Management of Spalding’s CCTV system could be taken over to ensure it continues to act as a deterrent against anti-social behaviour and crime in the town centre.
Spalding and District Area Chamber of Commerce members are looking at taking on responsibility for the cameras and amalgamating it with its existing ShopWatch system as the future of CCTV in South Holland remains uncertain.
At a meeting of the chamber last week, president Phil Scarlett told members he had attended meetings with a district council taskforce and although it had been feared that the existing system could be stopped, it now had have a stay of execution while discussions are held about its future funding.
Mr Scarlett said: “It is now in place until the end of April and in the meantime I have said I will look into how it is operated.
“One thing, having spoken to the police, is that the number of cameras in Spalding could be reduced to ten or 12 and then those not being used could be used as spare parts, so costs could be cut that way.
“One of the most important things, and the task group seemed to be surprised by this, is that no one has ownership of the system, so I said that the chamber could be prepared to take responsibility for the management and amalgamate it with ShopWatch so we could recruit new volunteers with the aim of having the cameras monitored from 9am to 6pm seven days a week.”
He told members that there were no figures available for how many criminals had been convicted as a result of the CCTV, but member Steve Grimston, who owns the company that maintains the cameras, said it had been instrumental in a number of very high profile investigations in Spalding.

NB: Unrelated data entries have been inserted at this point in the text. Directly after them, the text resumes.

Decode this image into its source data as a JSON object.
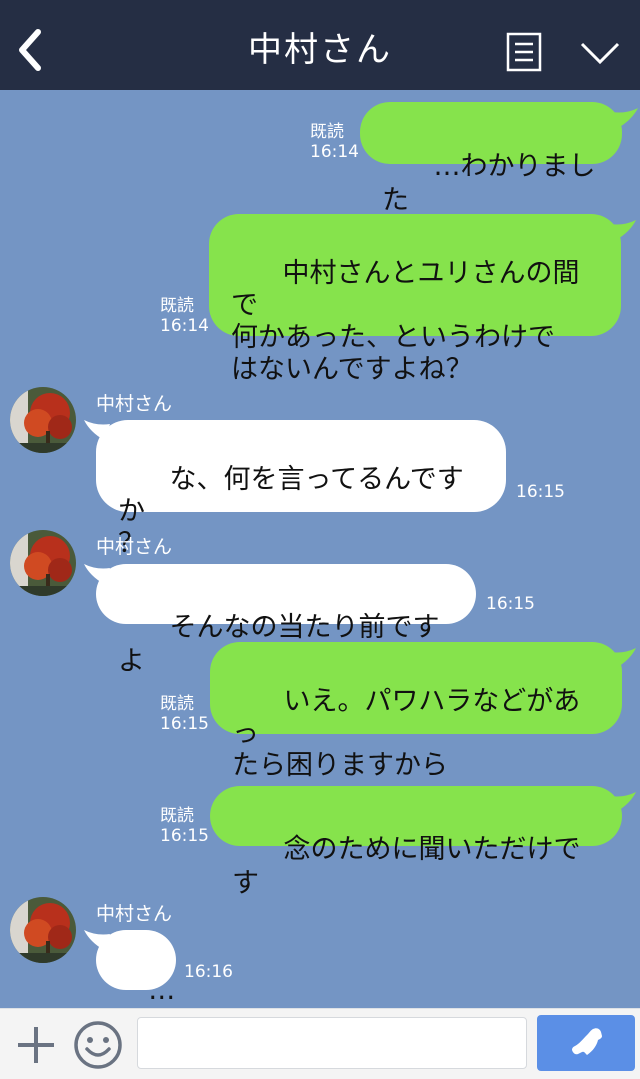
{
  "header": {
    "title": "中村さん",
    "icons": [
      "back-chevron-icon",
      "menu-list-icon",
      "chevron-down-icon"
    ]
  },
  "messages": [
    {
      "side": "out",
      "text": "…わかりました",
      "read": "既読",
      "time": "16:14"
    },
    {
      "side": "out",
      "text": "中村さんとユリさんの間で\n何かあった、というわけで\nはないんですよね？",
      "read": "既読",
      "time": "16:14"
    },
    {
      "side": "in",
      "sender": "中村さん",
      "text": "な、何を言ってるんですか\n？",
      "time": "16:15"
    },
    {
      "side": "in",
      "sender": "中村さん",
      "text": "そんなの当たり前ですよ",
      "time": "16:15"
    },
    {
      "side": "out",
      "text": "いえ。パワハラなどがあっ\nたら困りますから",
      "read": "既読",
      "time": "16:15"
    },
    {
      "side": "out",
      "text": "念のために聞いただけです",
      "read": "既読",
      "time": "16:15"
    },
    {
      "side": "in",
      "sender": "中村さん",
      "text": "…",
      "time": "16:16"
    }
  ],
  "footer": {
    "input_value": "",
    "input_placeholder": "",
    "icons": [
      "plus-icon",
      "smile-icon",
      "phone-icon"
    ]
  },
  "colors": {
    "header_bg": "#252e44",
    "chat_bg": "#7495c4",
    "outgoing_bubble": "#86e34c",
    "incoming_bubble": "#ffffff",
    "call_button": "#5b8fe6"
  }
}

Mr Scarlett added: “The task group will report to South Holland District Council cabinet in April and we’ll know by then if there’s a joined up county scheme but I had concerns we could be left without any CCTV coverage in a town where the population is as vocal about anti-social behaviour as it is here.”
*The issue of CCTV was also raised at a meeting of Spalding Town Forum last week, where community policing inspector Jim Tyner told members: “In my experience CCTV works.” He said: “We rely on a small but dedicated bunch of volunteers to run this system and we are always looking for more. “They can’t be there all the time, which means when incidents happen it can take up hours of officers’ time going through the footage. It’s frustrating. “It is difficult to provide hard data that links the use of CCTV to convictions. “All I can say is that I have worked in South Holland before it had CCTV and I have worked in other towns such as Stamford that have a 24/7 CCTV control room with radio link to officers on patrol. “Twenty one years’ policing experience tells me that CCTV works.”